by Alma Causey
In our last guest post, "What to eat? Part 1", we found out about the benefits of fish, fruits, vegetables, beans, peas and lentils.
Read our second part to learn more.
Don't feel guilty about having more of that chocolate and coffee
The caffeine and antioxidants present in these two tasty treats are known to be amazing memory boosters, and can naturally help with dementia. A study by University of Kuopio, Finland and the Karolinska Institute in Stockholm, Sweden, has shown that people who drink coffee in moderation – 3 to 5 cups a day – show 65 percent reduced risk of developing dementia or Alzheimer's disease at a later age.
This is another reason for you to switch to dark chocolate, if you haven't already. Chocolate has flavonoids – a compound which helps with blood circulation – improving the overall health of the heart and is known to slow the effects of dementia.

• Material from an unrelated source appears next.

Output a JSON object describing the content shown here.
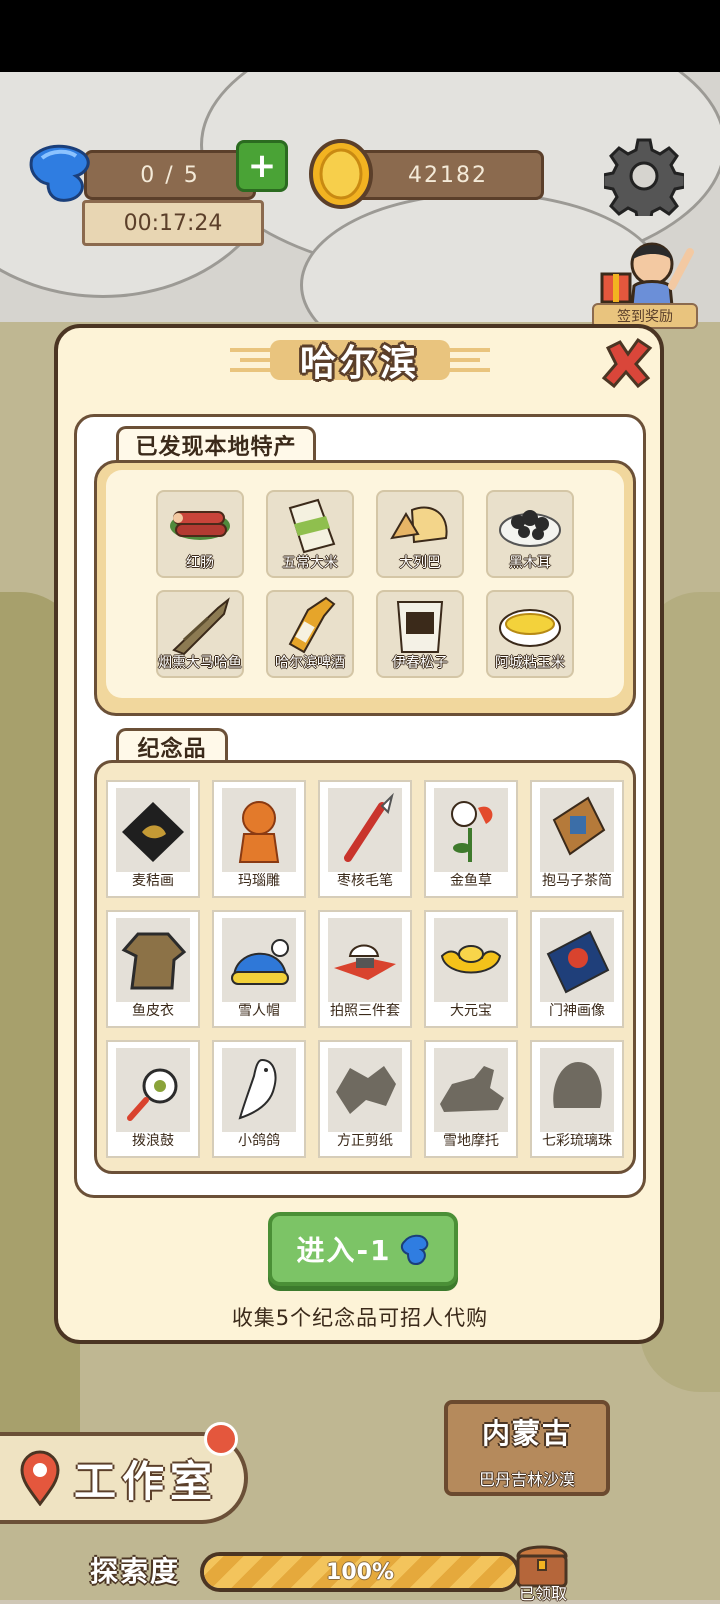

Dark chocolate with a cocoa content of 70 percent and above is a healthy choice.
Walnuts (pecans, almonds and hazelnuts)
Walnuts are full of omega-3 fatty acids, flavonoids and vitamin E and although they may be small in size, they are really nutritional, containing the good fats required for a healthy brain.
A study by New York State Institute for Basic Research in Developmental Disabilities showed that mice that were fed walnuts in their diet showed a big improvement in their memory and motor coordination abilities.
Enjoy the sun
Everyone could use a little bit of tan! Exposing your face, arms and legs to the sun (minus the sunscreen) 10-15 minutes a few times a week will increase Vitamin D levels in the body. Its deficiency can increase the risk of dementia. Adults with stable vitamin D have a very low chance of developing mild cognitive impairments – the precursor to dementia and Alzheimer's disease.